Pictures do not belong in the copy. Write out exactly the lines from the one containing "Serialize everything readable" through the end of the data.
----
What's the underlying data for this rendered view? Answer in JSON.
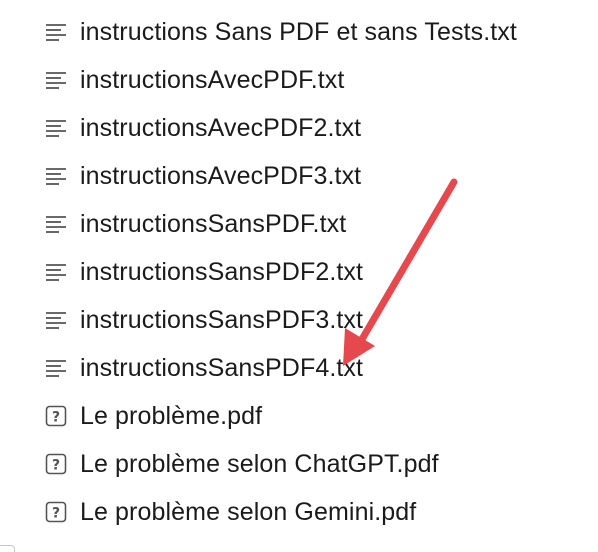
{
  "files": [
    {
      "name": "instructions Sans PDF et sans Tests.txt",
      "icon": "text-file-icon"
    },
    {
      "name": "instructionsAvecPDF.txt",
      "icon": "text-file-icon"
    },
    {
      "name": "instructionsAvecPDF2.txt",
      "icon": "text-file-icon"
    },
    {
      "name": "instructionsAvecPDF3.txt",
      "icon": "text-file-icon"
    },
    {
      "name": "instructionsSansPDF.txt",
      "icon": "text-file-icon"
    },
    {
      "name": "instructionsSansPDF2.txt",
      "icon": "text-file-icon"
    },
    {
      "name": "instructionsSansPDF3.txt",
      "icon": "text-file-icon"
    },
    {
      "name": "instructionsSansPDF4.txt",
      "icon": "text-file-icon"
    },
    {
      "name": "Le problème.pdf",
      "icon": "unknown-file-icon"
    },
    {
      "name": "Le problème selon ChatGPT.pdf",
      "icon": "unknown-file-icon"
    },
    {
      "name": "Le problème selon Gemini.pdf",
      "icon": "unknown-file-icon"
    }
  ],
  "annotation": {
    "points_to_index": 7,
    "color": "#e5484d"
  },
  "colors": {
    "text": "#1b1b1b",
    "icon": "#555555",
    "background": "#ffffff"
  }
}
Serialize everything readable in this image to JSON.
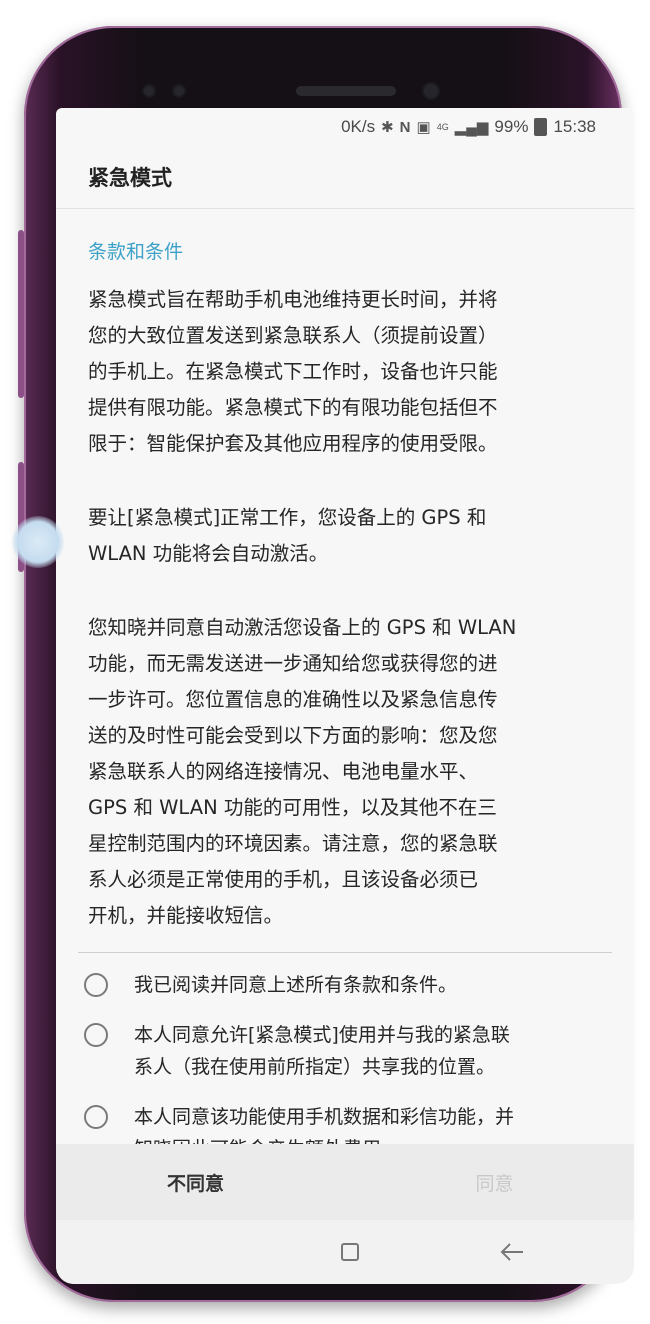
{
  "status_bar": {
    "speed": "0K/s",
    "signal_label": "4G",
    "battery": "99%",
    "time": "15:38",
    "icons": [
      "bluetooth-icon",
      "nfc-icon",
      "vibrate-icon",
      "signal-icon",
      "battery-icon"
    ]
  },
  "app_bar": {
    "title": "紧急模式"
  },
  "content": {
    "section_title": "条款和条件",
    "paragraphs": [
      "紧急模式旨在帮助手机电池维持更长时间，并将\n您的大致位置发送到紧急联系人（须提前设置）\n的手机上。在紧急模式下工作时，设备也许只能\n提供有限功能。紧急模式下的有限功能包括但不\n限于：智能保护套及其他应用程序的使用受限。",
      "要让[紧急模式]正常工作，您设备上的 GPS 和\nWLAN 功能将会自动激活。",
      "您知晓并同意自动激活您设备上的 GPS 和 WLAN\n功能，而无需发送进一步通知给您或获得您的进\n一步许可。您位置信息的准确性以及紧急信息传\n送的及时性可能会受到以下方面的影响：您及您\n紧急联系人的网络连接情况、电池电量水平、\nGPS 和 WLAN 功能的可用性，以及其他不在三\n星控制范围内的环境因素。请注意，您的紧急联\n系人必须是正常使用的手机，且该设备必须已\n开机，并能接收短信。"
    ]
  },
  "checklist": [
    {
      "label": "我已阅读并同意上述所有条款和条件。",
      "checked": false
    },
    {
      "label": "本人同意允许[紧急模式]使用并与我的紧急联\n系人（我在使用前所指定）共享我的位置。",
      "checked": false
    },
    {
      "label": "本人同意该功能使用手机数据和彩信功能，并\n知晓因此可能会产生额外费用。",
      "checked": false
    }
  ],
  "buttons": {
    "disagree": "不同意",
    "agree": "同意"
  },
  "nav_bar": {
    "icons": [
      "recents-icon",
      "back-icon"
    ]
  },
  "colors": {
    "accent": "#3ea2c8",
    "phone_frame": "#6b3163",
    "disabled_text": "#c8c8c8"
  }
}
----
Task response
Serialize everything readable in this image to JSON.
{
  "status_bar": {
    "speed": "0K/s",
    "signal_label": "4G",
    "battery": "99%",
    "time": "15:38",
    "icons": [
      "bluetooth-icon",
      "nfc-icon",
      "vibrate-icon",
      "signal-icon",
      "battery-icon"
    ]
  },
  "app_bar": {
    "title": "紧急模式"
  },
  "content": {
    "section_title": "条款和条件",
    "paragraphs": [
      "紧急模式旨在帮助手机电池维持更长时间，并将\n您的大致位置发送到紧急联系人（须提前设置）\n的手机上。在紧急模式下工作时，设备也许只能\n提供有限功能。紧急模式下的有限功能包括但不\n限于：智能保护套及其他应用程序的使用受限。",
      "要让[紧急模式]正常工作，您设备上的 GPS 和\nWLAN 功能将会自动激活。",
      "您知晓并同意自动激活您设备上的 GPS 和 WLAN\n功能，而无需发送进一步通知给您或获得您的进\n一步许可。您位置信息的准确性以及紧急信息传\n送的及时性可能会受到以下方面的影响：您及您\n紧急联系人的网络连接情况、电池电量水平、\nGPS 和 WLAN 功能的可用性，以及其他不在三\n星控制范围内的环境因素。请注意，您的紧急联\n系人必须是正常使用的手机，且该设备必须已\n开机，并能接收短信。"
    ]
  },
  "checklist": [
    {
      "label": "我已阅读并同意上述所有条款和条件。",
      "checked": false
    },
    {
      "label": "本人同意允许[紧急模式]使用并与我的紧急联\n系人（我在使用前所指定）共享我的位置。",
      "checked": false
    },
    {
      "label": "本人同意该功能使用手机数据和彩信功能，并\n知晓因此可能会产生额外费用。",
      "checked": false
    }
  ],
  "buttons": {
    "disagree": "不同意",
    "agree": "同意"
  },
  "nav_bar": {
    "icons": [
      "recents-icon",
      "back-icon"
    ]
  },
  "colors": {
    "accent": "#3ea2c8",
    "phone_frame": "#6b3163",
    "disabled_text": "#c8c8c8"
  }
}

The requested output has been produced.